Well, the final year is a wee bit different for each of us. Some of the major factors are:
- How much analysis or data collection is left;
- How much of your upgrade report you can use in the final thesis;
- Availability of your supervisor(s) (who are generally extremely busy);
- When funding ends (and thus, when you’ll need a job so you don’t starve);
- And crucially, your personal life, including both mental and physical health.
My final year was an overall positive experience, but naturally, I felt overwhelmed at times. I know I’m not alone here, as friends with PhDs confirm having similar feelings.
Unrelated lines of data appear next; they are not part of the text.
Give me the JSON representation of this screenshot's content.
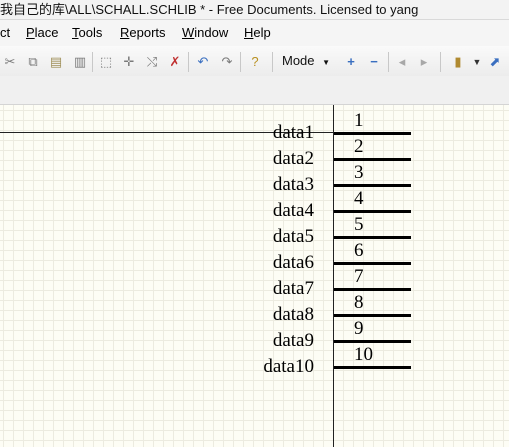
{
  "title_bar": {
    "text": "我自己的库\\ALL\\SCHALL.SCHLIB * - Free Documents. Licensed to yang"
  },
  "menu": {
    "items": [
      {
        "prefix": "",
        "underlined": "",
        "rest": "ct"
      },
      {
        "prefix": "",
        "underlined": "P",
        "rest": "lace"
      },
      {
        "prefix": "",
        "underlined": "T",
        "rest": "ools"
      },
      {
        "prefix": "",
        "underlined": "R",
        "rest": "eports"
      },
      {
        "prefix": "",
        "underlined": "W",
        "rest": "indow"
      },
      {
        "prefix": "",
        "underlined": "H",
        "rest": "elp"
      }
    ]
  },
  "toolbar": {
    "mode_label": "Mode",
    "icons": [
      "cut-icon",
      "copy-icon",
      "paste-icon",
      "clipboard-icon",
      "select-rect-icon",
      "move-icon",
      "move-selection-icon",
      "deselect-icon",
      "undo-icon",
      "redo-icon",
      "help-icon",
      "mode-dropdown",
      "add-icon",
      "remove-icon",
      "arrow-left-icon",
      "arrow-right-icon",
      "component-icon",
      "dropdown-icon",
      "chart-icon"
    ]
  },
  "schematic": {
    "pins": [
      {
        "number": "1",
        "name": "data1"
      },
      {
        "number": "2",
        "name": "data2"
      },
      {
        "number": "3",
        "name": "data3"
      },
      {
        "number": "4",
        "name": "data4"
      },
      {
        "number": "5",
        "name": "data5"
      },
      {
        "number": "6",
        "name": "data6"
      },
      {
        "number": "7",
        "name": "data7"
      },
      {
        "number": "8",
        "name": "data8"
      },
      {
        "number": "9",
        "name": "data9"
      },
      {
        "number": "10",
        "name": "data10"
      }
    ]
  }
}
Some of the most important things on your final year to-do list are:
- Knowing when you’ve done enough data collection and/or analysis to discuss starting to write with your supervisor(s);
- Having clear timelines for sending chapters to your supervisor(s) (if they agreed to read these before a full draft);
- Establishing with your supervisor(s) who will read which chapters;
- Deciding when you will send a full draft to your supervisor(s) (exact date);
- Choosing good examiners with plenty of time before the planned viva;
- Agreeing your submission date with your supervisor(s);
- Knowing when your supervisor(s) are away.
A VERY important point that deserves its own paragraph is that you MUST plan a break for yourself (no, you do NOT have to spend 24/7 writing and obsessing). We all need breaks. I took a few holidays in my final year and…I STILL GOT MY PHD ON TIME! Given that all PhD students love research, let’s not forget that evidence shows that time away from work (I mean really taking time off, without checking emails), means we feel refreshed and are more productive when we return.
Now, I want to briefly come back to the other most important points. Knowing when to stop analysis is often a difficult one. For me, this happened via a Skype call with my supervisor when we almost organically both said, “that’s probably enough analyses now, time to focus on writing”. At this point, I had four studies to write up into results chapters, two of which were quite substantial and two slightly smaller. I emailed my other supervisors to let them know and everyone agreed that I had plenty of work for the thesis. This was in May and my funding was until the end of December, so plenty of time to focus on writing. I had some of my thesis written up already, but did the bulk of writing between June and late September, when I sent a full draft to my supervisors. Then, as I started working full-time as a (impostor!) postdoc, it took a little longer than I wanted to make amendments before sending my supervisors another draft then preparing for submission.
Another crucial point for me was choosing examiners. I did this with plenty of time before the viva – so had lots of time to complete the paperwork and wait for central UCL to confirm that they approved the examiner choice (which usually takes a few weeks). This then leads me swiftly to…another drumroll…THE VIVA. The viva is a rather surreal experience in mine and others’ opinions. My viva was incredibly positive, but also long (four hours) and I only realised about a week after how exhausted I was. So, I obviously then took two days off to be a couch potato and order pizza in the middle of the day. My examiners were very positive about my thesis and wanted to discuss it at length. It was a professional but friendly atmosphere and I was appreciative that two esteemed academics had taken the time to read my research in depth. I passed with minor corrections (you get three months to do these) and although it can feel difficult to go back to your thesis and do the corrections, you know then that you have done it. YOU HAVE PRETTY MUCH GOT YOUR PHD. Now, go and celebrate, AGAIN (you will celebrate as soon as you finish your viva, obviously). My final recommendation is to have a mock viva – I had one with one of my PhD mentors (a mid-career researcher) and the head of our group, which I found invaluable.